Make your voice heard by heading to the polls on June 2 (primary election) or Nov. 3 (general election), or turning your absentee ballot into your local county auditor’s office before Election Day.
Real quick, here are a few of the most important things to know:
- Polls open at 7 a.m. and close at 7 p.m. CT/MT on Election Day. If you are in line by 7 p.m. CT/MT you must be allowed to vote.
- If you are registered to vote at your current address, you must vote at your assigned polling location. Find your polling place at the South Dakota Secretary of State’s website.
- If you are not registered to vote at your current address, you can register for the first time or update your registration until May 18 for the primary election or Oct. 19 for the general election at your county auditor’s office. When registering in person, have your South Dakota driver’s license, state ID card, or government issued document to prove your address and identity. Your documentation must show your name and current address in the community where you live and wish to register. Visit the South Dakota Secretary of State’s website for more details on voter registration.
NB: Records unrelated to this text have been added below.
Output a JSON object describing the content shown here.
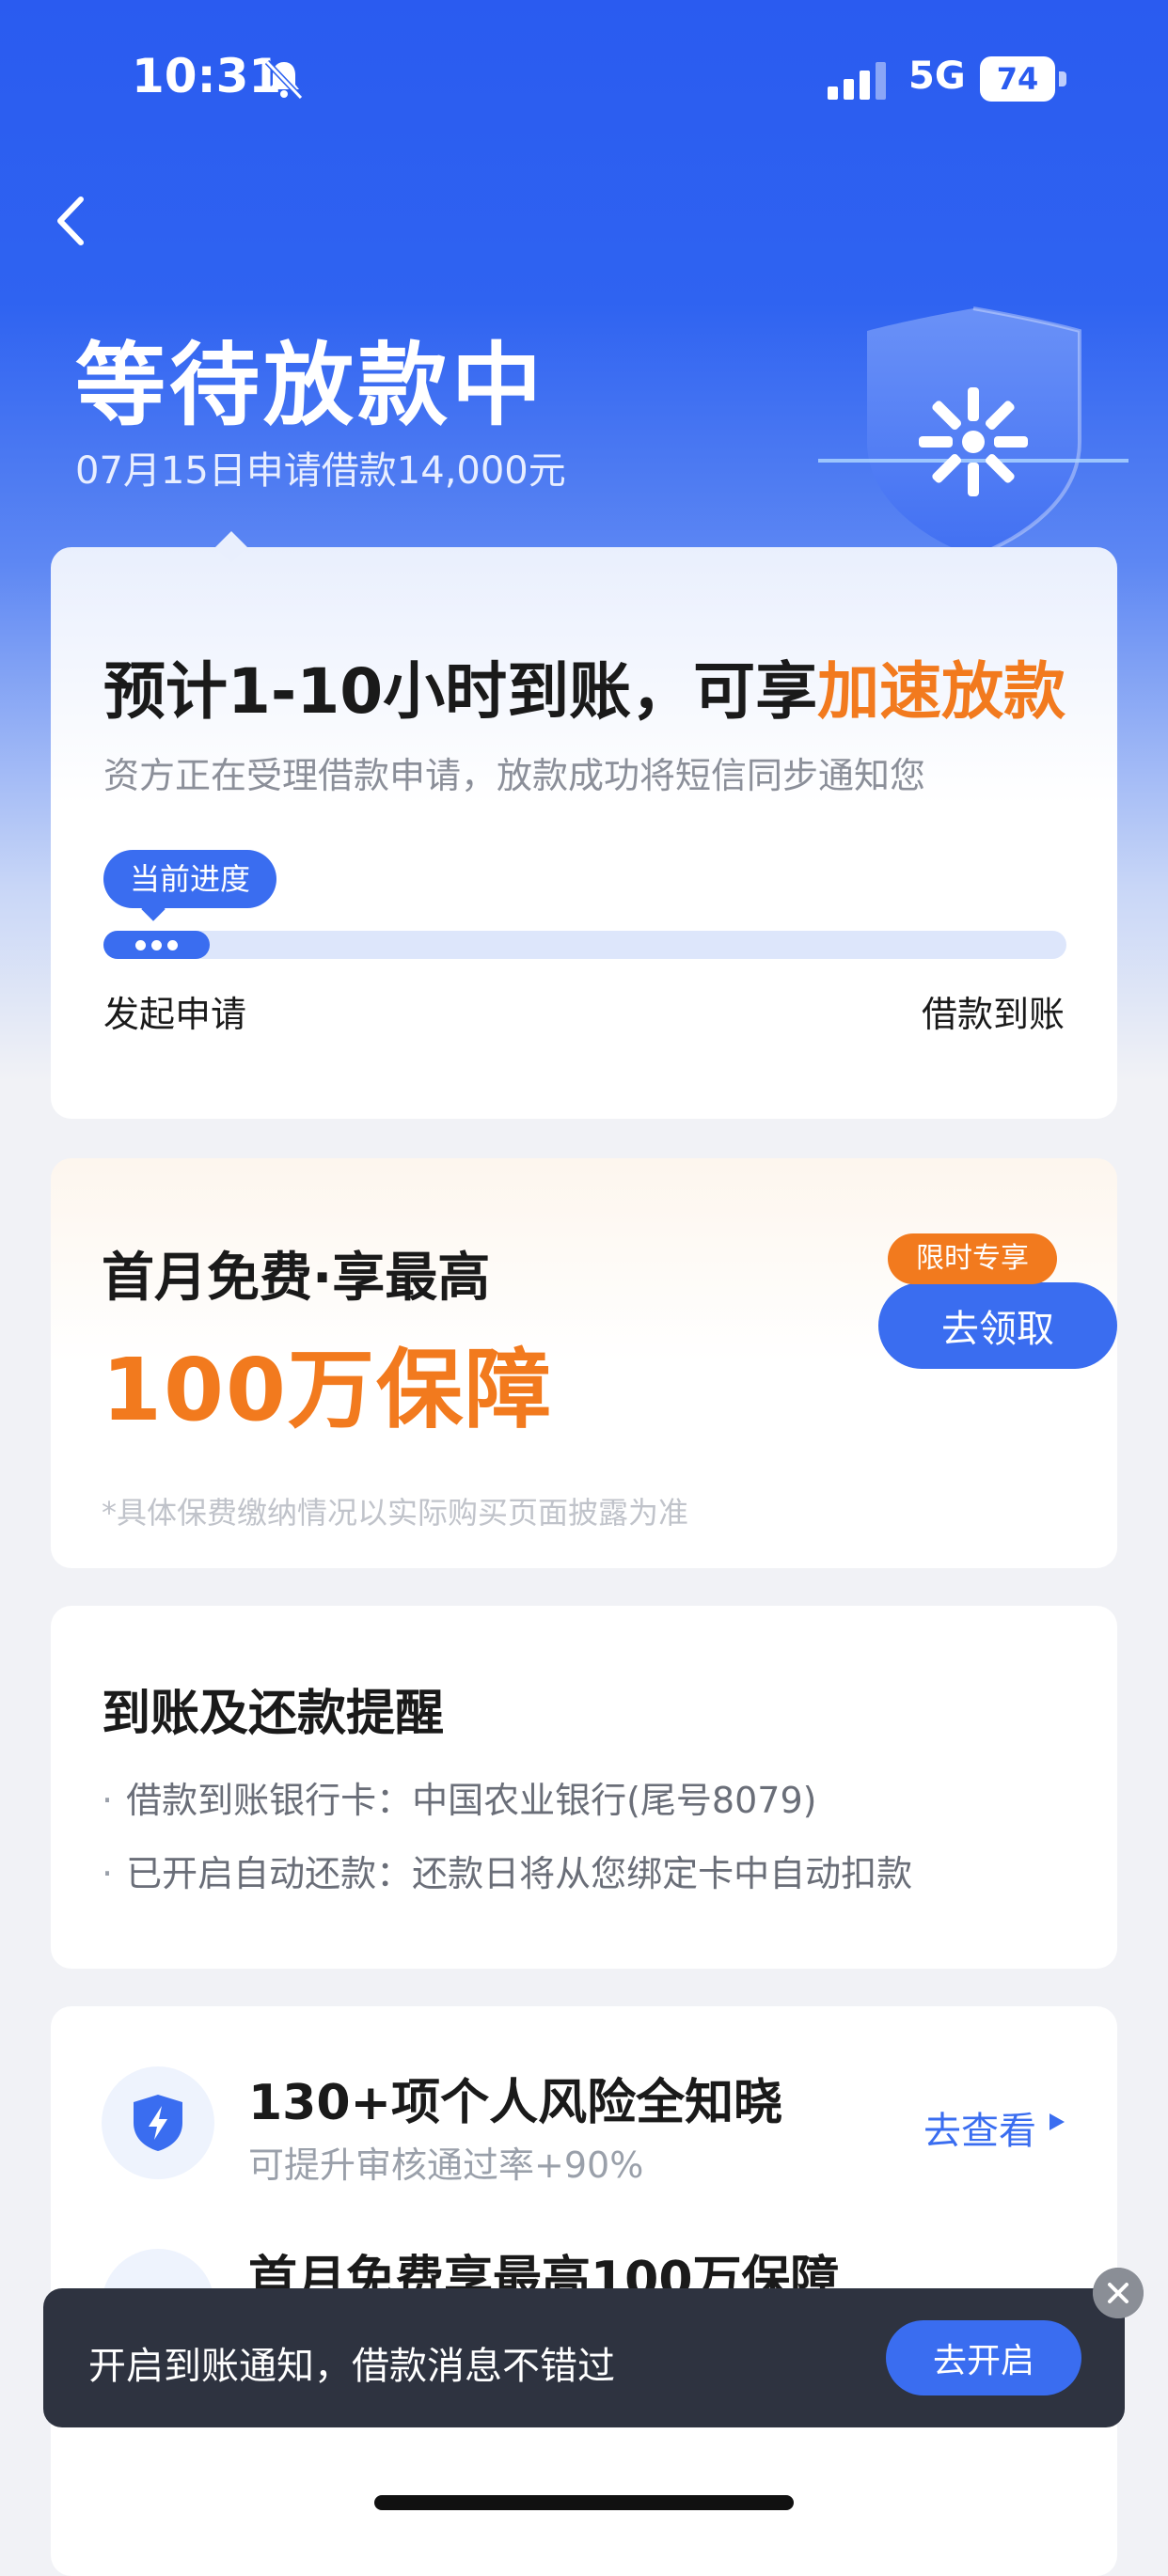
{
  "status_bar": {
    "time": "10:31",
    "network": "5G",
    "battery": "74"
  },
  "header": {
    "title": "等待放款中",
    "subtitle": "07月15日申请借款14,000元"
  },
  "progress_card": {
    "eta_prefix": "预计1-10小时到账，可享",
    "eta_accent": "加速放款",
    "description": "资方正在受理借款申请，放款成功将短信同步通知您",
    "badge": "当前进度",
    "progress_fraction": 0.11,
    "step_start": "发起申请",
    "step_end": "借款到账"
  },
  "insurance_card": {
    "line1": "首月免费·享最高",
    "line2": "100万保障",
    "tag": "限时专享",
    "button": "去领取",
    "note": "*具体保费缴纳情况以实际购买页面披露为准"
  },
  "reminder_card": {
    "title": "到账及还款提醒",
    "items": [
      "借款到账银行卡：中国农业银行(尾号8079)",
      "已开启自动还款：还款日将从您绑定卡中自动扣款"
    ]
  },
  "risk_card": {
    "title": "130+项个人风险全知晓",
    "subtitle": "可提升审核通过率+90%",
    "link": "去查看",
    "item2_title": "首月免费享最高100万保障"
  },
  "toast": {
    "text": "开启到账通知，借款消息不错过",
    "button": "去开启"
  },
  "colors": {
    "primary": "#3a6df0",
    "accent_orange": "#f27a1e",
    "hero_blue": "#2a5bf0",
    "toast_bg": "#2e3340"
  },
  "icons": [
    "bell-muted-icon",
    "signal-icon",
    "battery-icon",
    "back-icon",
    "shield-logo-icon",
    "lightning-shield-icon",
    "play-triangle-icon",
    "close-icon"
  ]
}
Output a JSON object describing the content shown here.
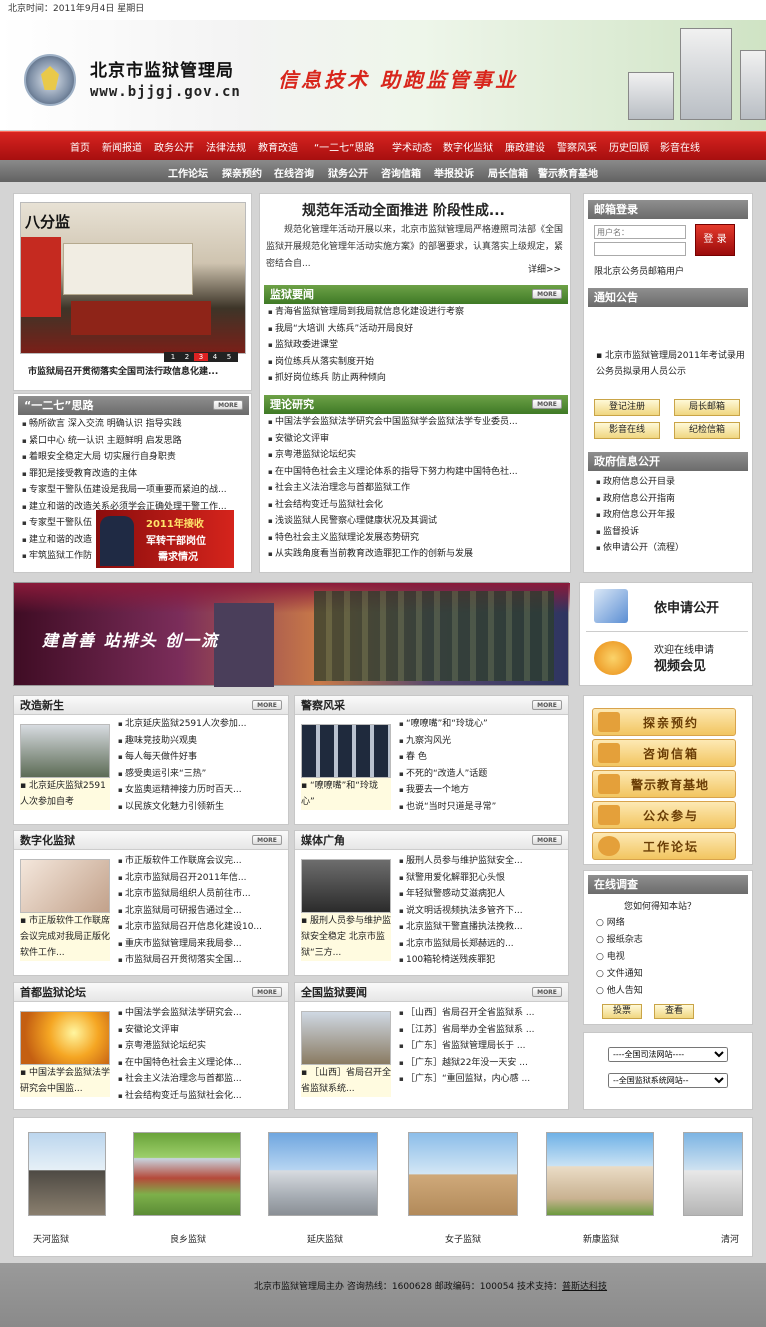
{
  "topbar": {
    "date": "北京时间：2011年9月4日  星期日"
  },
  "header": {
    "org_name": "北京市监狱管理局",
    "url": "www.bjjgj.gov.cn",
    "slogan": "信息技术  助跑监管事业"
  },
  "nav_main": [
    "首页",
    "新闻报道",
    "政务公开",
    "法律法规",
    "教育改造",
    "“一二七”思路",
    "学术动态",
    "数字化监狱",
    "廉政建设",
    "警察风采",
    "历史回顾",
    "影音在线"
  ],
  "nav_sub": [
    "工作论坛",
    "探亲预约",
    "在线咨询",
    "狱务公开",
    "咨询信箱",
    "举报投诉",
    "局长信箱",
    "警示教育基地"
  ],
  "slideshow": {
    "image_text": "八分监",
    "caption": "市监狱局召开贯彻落实全国司法行政信息化建...",
    "pages": [
      "1",
      "2",
      "3",
      "4",
      "5"
    ],
    "active": 3
  },
  "headline": {
    "title": "规范年活动全面推进  阶段性成...",
    "body": "规范化管理年活动开展以来，北京市监狱管理局严格遵照司法部《全国监狱开展规范化管理年活动实施方案》的部署要求，认真落实上级规定，紧密结合自...",
    "detail": "详细>>"
  },
  "more_label": "MORE",
  "prison_news": {
    "title": "监狱要闻",
    "items": [
      "青海省监狱管理局到我局就信息化建设进行考察",
      "我局“大培训 大练兵”活动开局良好",
      "监狱政委进课堂",
      "岗位练兵从落实制度开始",
      "抓好岗位练兵 防止两种倾向"
    ]
  },
  "theory": {
    "title": "理论研究",
    "items": [
      "中国法学会监狱法学研究会中国监狱学会监狱法学专业委员...",
      "安徽论文评审",
      "京粤港监狱论坛纪实",
      "在中国特色社会主义理论体系的指导下努力构建中国特色社...",
      "社会主义法治理念与首都监狱工作",
      "社会结构变迁与监狱社会化",
      "浅谈监狱人民警察心理健康状况及其调试",
      "特色社会主义监狱理论发展态势研究",
      "从实践角度看当前教育改造罪犯工作的创新与发展"
    ]
  },
  "thinking": {
    "title": "“一二七”思路",
    "items": [
      "畅所欲言 深入交流 明确认识 指导实践",
      "紧口中心 统一认识 主题鲜明 启发思路",
      "着眼安全稳定大局 切实履行自身职责",
      "罪犯是接受教育改造的主体",
      "专家型干警队伍建设是我局一项重要而紧迫的战...",
      "建立和谐的改造关系必须学会正确处理干警工作...",
      "专家型干警队伍",
      "建立和谐的改造",
      "牢筑监狱工作防"
    ],
    "badge_line1": "2011年接收",
    "badge_line2": "军转干部岗位",
    "badge_line3": "需求情况"
  },
  "mail_login": {
    "title": "邮箱登录",
    "user_placeholder": "用户名：",
    "login": "登 录",
    "note": "限北京公务员邮箱用户"
  },
  "notice": {
    "title": "通知公告",
    "item": "北京市监狱管理局2011年考试录用公务员拟录用人员公示"
  },
  "quick_buttons": [
    "登记注册",
    "局长邮箱",
    "影音在线",
    "纪检信箱"
  ],
  "gov_info": {
    "title": "政府信息公开",
    "items": [
      "政府信息公开目录",
      "政府信息公开指南",
      "政府信息公开年报",
      "监督投诉",
      "依申请公开（流程）"
    ]
  },
  "wide_banner": {
    "text": "建首善  站排头  创一流"
  },
  "apply_box": {
    "apply": "依申请公开",
    "welcome": "欢迎在线申请",
    "video": "视频会见"
  },
  "reform": {
    "title": "改造新生",
    "caption": "北京延庆监狱2591人次参加自考",
    "items": [
      "北京延庆监狱2591人次参加...",
      "趣味竞技助兴观奥",
      "每人每天做件好事",
      "感受奥运引来“三热”",
      "女监奥运精神接力历时百天...",
      "以民族文化魅力引领新生"
    ]
  },
  "police": {
    "title": "警察风采",
    "caption": "“嘹嘹嘴”和“玲珑心”",
    "items": [
      "“嘹嘹嘴”和“玲珑心”",
      "九察沟风光",
      "春 色",
      "不死的“改造人”话题",
      "我要去一个地方",
      "也说“当时只道是寻常”"
    ]
  },
  "digital": {
    "title": "数字化监狱",
    "caption": "市正版软件工作联席会议完成对我局正版化软件工作...",
    "items": [
      "市正版软件工作联席会议完...",
      "北京市监狱局召开2011年信...",
      "北京市监狱局组织人员前往市...",
      "北京监狱局可研报告通过全...",
      "北京市监狱局召开信息化建设10...",
      "重庆市监狱管理局来我局参...",
      "市监狱局召开贯彻落实全国..."
    ]
  },
  "media": {
    "title": "媒体广角",
    "caption": "服刑人员参与维护监狱安全稳定 北京市监狱“三方...",
    "items": [
      "服刑人员参与维护监狱安全...",
      "狱警用爱化解罪犯心头恨",
      "年轻狱警感动艾滋病犯人",
      "说文明话视频执法多管齐下...",
      "北京监狱干警直播执法挽救...",
      "北京市监狱局长郑赫远的...",
      "100箱轮椅送残疾罪犯"
    ]
  },
  "forum": {
    "title": "首都监狱论坛",
    "caption": "中国法学会监狱法学研究会中国监...",
    "items": [
      "中国法学会监狱法学研究会...",
      "安徽论文评审",
      "京粤港监狱论坛纪实",
      "在中国特色社会主义理论体...",
      "社会主义法治理念与首都监...",
      "社会结构变迁与监狱社会化..."
    ]
  },
  "national": {
    "title": "全国监狱要闻",
    "caption": "［山西］省局召开全省监狱系统...",
    "items": [
      "［山西］省局召开全省监狱系 ...",
      "［江苏］省局举办全省监狱系 ...",
      "［广东］省监狱管理局长于 ...",
      "［广东］越狱22年没一天安 ...",
      "［广东］“重回监狱，内心感 ..."
    ]
  },
  "side_services": [
    "探亲预约",
    "咨询信箱",
    "警示教育基地",
    "公众参与",
    "工作论坛"
  ],
  "survey": {
    "title": "在线调查",
    "question": "您如何得知本站？",
    "options": [
      "网络",
      "报纸杂志",
      "电视",
      "文件通知",
      "他人告知"
    ],
    "vote": "投票",
    "view": "查看"
  },
  "selects": [
    "----全国司法网站----",
    "--全国监狱系统网站--"
  ],
  "photos": [
    "天河监狱",
    "良乡监狱",
    "延庆监狱",
    "女子监狱",
    "新康监狱",
    "清河"
  ],
  "footer": {
    "text": "北京市监狱管理局主办  咨询热线：1600628  邮政编码：100054    技术支持：",
    "support": "普斯达科技"
  }
}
- Your completed absentee ballots must be received by your city or township clerk by 5 p.m. CT the day before Election Day in order to be counted. If you still have your absentee ballot, drop it off at your city or township clerk's office by 5 p.m. CT on June 1 or Nov. 2.
And don’t forget:
If you have a particular candidate you want to vote for:
Sign their nominating petition BEFORE March 31 in order for them to make it to the ballot on Election Day. All new and returning candidates must have their petitions sent by March 31 to be counted.
Consider becoming a precinct worker:
This paid opportunity, is a wonderful chance for anyone who is 18+ to be a part of the political process in their community. Check with your county auditor's to learn more or visit the sdsos.gov website.
Transgender and non-binary South Dakotans:
Everyone deserves to be able to assert their fundamental right to vote without unnecessary and harmful barriers. Read our Know Your Rights guide before you trek to the polls.
Citizens with a criminal record:
As long as you are not currently serving a sentence in jail or in prison, still on parole or probation or have outstanding restitution payments, you can register to vote and cast your ballot.
You are not required to show photo ID to register or vote:
You will be asked for your photo ID or driver’s license number. If you don’t have a photo ID or did not bring it with you, ask to sign an affidavit form or come back with your driver’s license number.
Call the Nationwide Election Protection Hotline if you have any questions or issues voting at 866-OUR-VOTE (866-687-8683).
Make your voice heard in 2020. Know your rights and vote!